Lindbergh pe

Life binds most of us (me included): We want to make something great, but we want a high chance of success before embarking. We want a clear, comfortable path.

Great work and comfort don’t usually go hand in hand, though. Greatness often lies behind a wall of impossibility. And so many would call finding greatness a game of chance.

Riskviews on the luck of Charles Lindbergh:

He was called Lucky Lindy because he succeeded at something that was judged to be highly unlikely. In fact, by analyzing prior experience you would give his solo trans Atlantic flight a ZERO likelihood.

So his flight was a freak occurrence. A Black Swan.

Six years later, Italo Balboa led a group of 24 planes across the Atlantic. By the 1940’s, flights across the Atlantic were a very regular thing.

The one thing that most great people have in common is that they paved the way for a normal future by doing the impossibly scary first. They convinced themselves to move forward, while the world around them persistently chanted “it hasn’t been done; therefore it can’t be done.”

And then, when success did happen, everyone in the new normal conveniently forgot that they’re playing in a previously impossible future.

Your best chance at outmuscling the gravitational pull of the now-normal is to bet on the impossible—especially when you’re the sole contestant in a race you’ve defined.

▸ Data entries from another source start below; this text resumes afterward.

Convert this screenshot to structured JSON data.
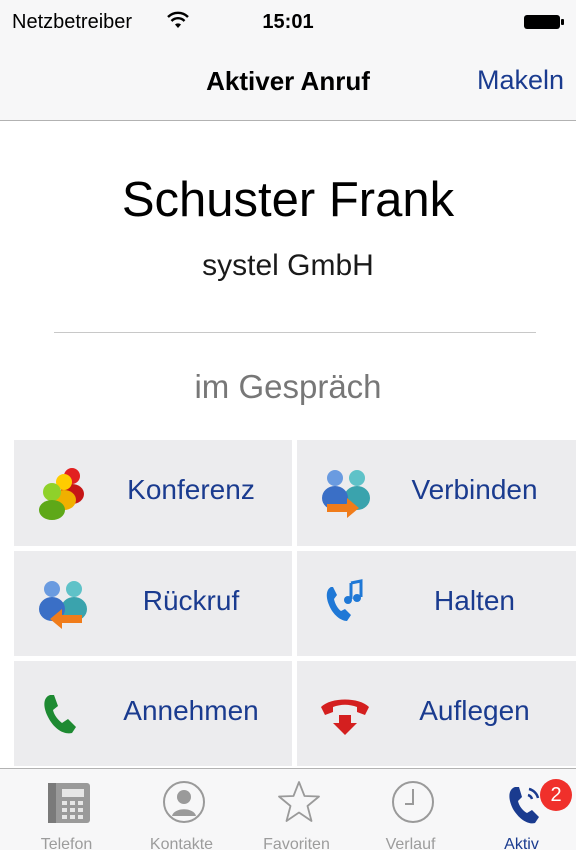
{
  "status_bar": {
    "carrier": "Netzbetreiber",
    "time": "15:01"
  },
  "nav": {
    "title": "Aktiver Anruf",
    "right_button": "Makeln"
  },
  "contact": {
    "name": "Schuster Frank",
    "company": "systel GmbH",
    "status": "im Gespräch"
  },
  "actions": [
    {
      "label": "Konferenz",
      "icon": "conference-icon"
    },
    {
      "label": "Verbinden",
      "icon": "transfer-icon"
    },
    {
      "label": "Rückruf",
      "icon": "callback-icon"
    },
    {
      "label": "Halten",
      "icon": "hold-music-icon"
    },
    {
      "label": "Annehmen",
      "icon": "accept-phone-icon"
    },
    {
      "label": "Auflegen",
      "icon": "hangup-phone-icon"
    }
  ],
  "tabs": [
    {
      "label": "Telefon",
      "icon": "dialpad-phone-icon"
    },
    {
      "label": "Kontakte",
      "icon": "contact-person-icon"
    },
    {
      "label": "Favoriten",
      "icon": "star-icon"
    },
    {
      "label": "Verlauf",
      "icon": "clock-icon"
    },
    {
      "label": "Aktiv",
      "icon": "active-call-icon",
      "active": true,
      "badge": "2"
    }
  ],
  "colors": {
    "accent": "#1a3b8f",
    "badge": "#f0302b",
    "cell_bg": "#ececee",
    "status_gray": "#777777"
  }
}
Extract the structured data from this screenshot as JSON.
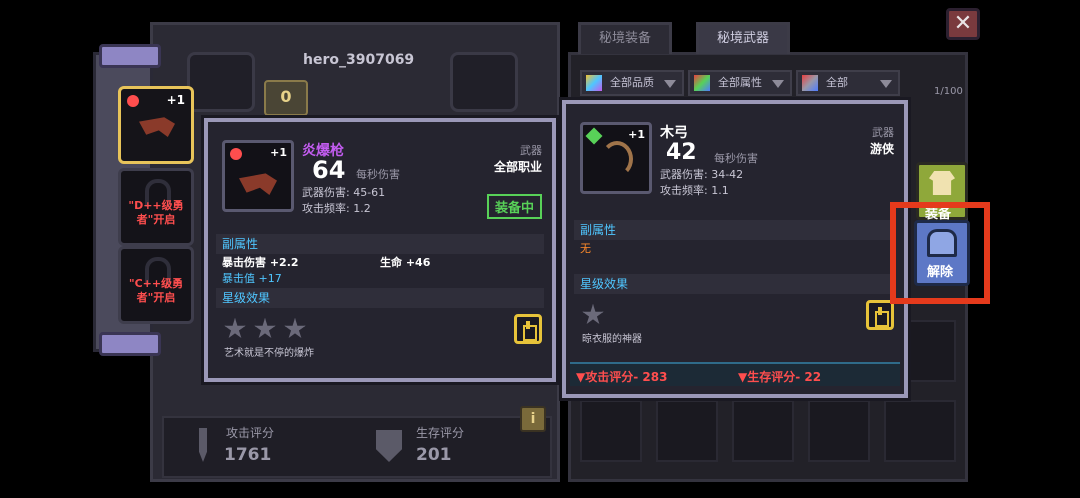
{
  "close_label": "✕",
  "hero": {
    "name": "hero_3907069",
    "level": "0"
  },
  "tabs": [
    {
      "label": "秘境装备"
    },
    {
      "label": "秘境武器"
    }
  ],
  "filters": [
    {
      "label": "全部品质"
    },
    {
      "label": "全部属性"
    },
    {
      "label": "全部"
    }
  ],
  "inventory_count": "1/100",
  "slots": [
    {
      "plus": "+1"
    },
    {
      "lock_text": "\"D++级勇者\"开启"
    },
    {
      "lock_text": "\"C++级勇者\"开启"
    }
  ],
  "equipped": {
    "name": "炎爆枪",
    "plus": "+1",
    "dps": "64",
    "dps_label": "每秒伤害",
    "damage": "武器伤害: 45-61",
    "rate": "攻击频率: 1.2",
    "type": "武器",
    "profession": "全部职业",
    "status": "装备中",
    "sub_title": "副属性",
    "sub1": "暴击伤害 +2.2",
    "sub2": "生命 +46",
    "sub3": "暴击值 +17",
    "star_title": "星级效果",
    "desc": "艺术就是不停的爆炸"
  },
  "compare": {
    "name": "木弓",
    "plus": "+1",
    "dps": "42",
    "dps_label": "每秒伤害",
    "damage": "武器伤害: 34-42",
    "rate": "攻击频率: 1.1",
    "type": "武器",
    "profession": "游侠",
    "sub_title": "副属性",
    "sub_none": "无",
    "star_title": "星级效果",
    "desc": "晾衣服的神器",
    "atk_delta": "▼攻击评分- 283",
    "hp_delta": "▼生存评分- 22"
  },
  "side_buttons": {
    "equip": "装备",
    "unlock": "解除"
  },
  "scores": {
    "atk_label": "攻击评分",
    "atk": "1761",
    "hp_label": "生存评分",
    "hp": "201"
  },
  "info_icon": "i",
  "colors": {
    "purple_name": "#c25cf0",
    "red": "#ff4e4e",
    "blue": "#4fc6ff",
    "green": "#58d158",
    "highlight": "#e53a1c"
  }
}
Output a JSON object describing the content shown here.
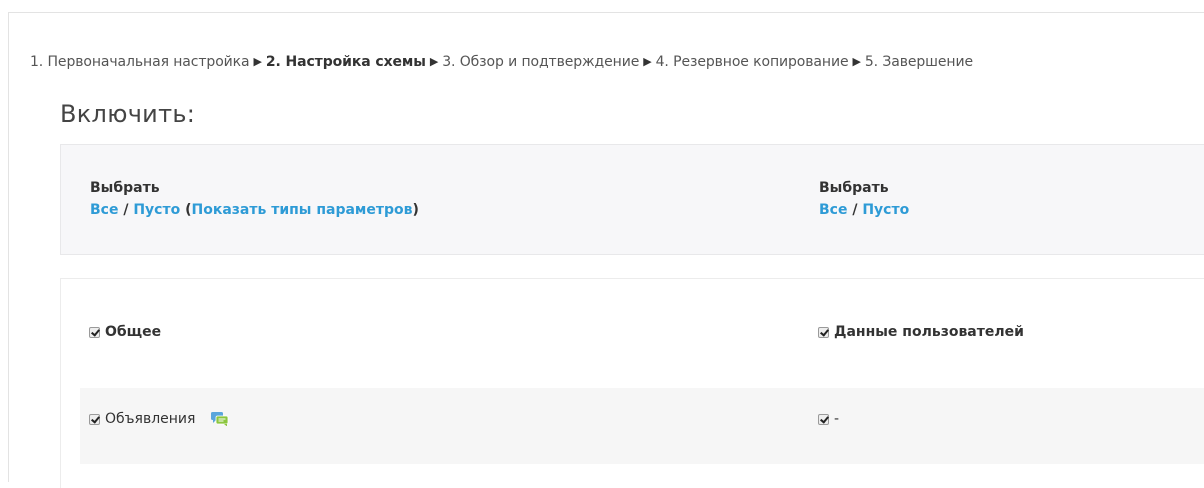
{
  "progress": {
    "steps": [
      {
        "label": "1. Первоначальная настройка",
        "current": false
      },
      {
        "label": "2. Настройка схемы",
        "current": true
      },
      {
        "label": "3. Обзор и подтверждение",
        "current": false
      },
      {
        "label": "4. Резервное копирование",
        "current": false
      },
      {
        "label": "5. Завершение",
        "current": false
      }
    ],
    "separator": "▶"
  },
  "section": {
    "title": "Включить:"
  },
  "select_left": {
    "heading": "Выбрать",
    "all_label": "Все",
    "slash": " / ",
    "none_label": "Пусто",
    "paren_open": " (",
    "show_types_label": "Показать типы параметров",
    "paren_close": ")"
  },
  "select_right": {
    "heading": "Выбрать",
    "all_label": "Все",
    "slash": " / ",
    "none_label": "Пусто"
  },
  "settings": {
    "general_label": "Общее",
    "user_data_label": "Данные пользователей",
    "announcements_label": "Объявления",
    "announcements_userdata_label": "-"
  },
  "colors": {
    "link": "#2e9bd6",
    "panel_bg": "#f7f7f9",
    "row_bg": "#f6f6f6"
  },
  "icons": {
    "forum_icon": "chat-bubbles-icon"
  }
}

Probabilities are irrelevant once you decide to be unlike anyone before you.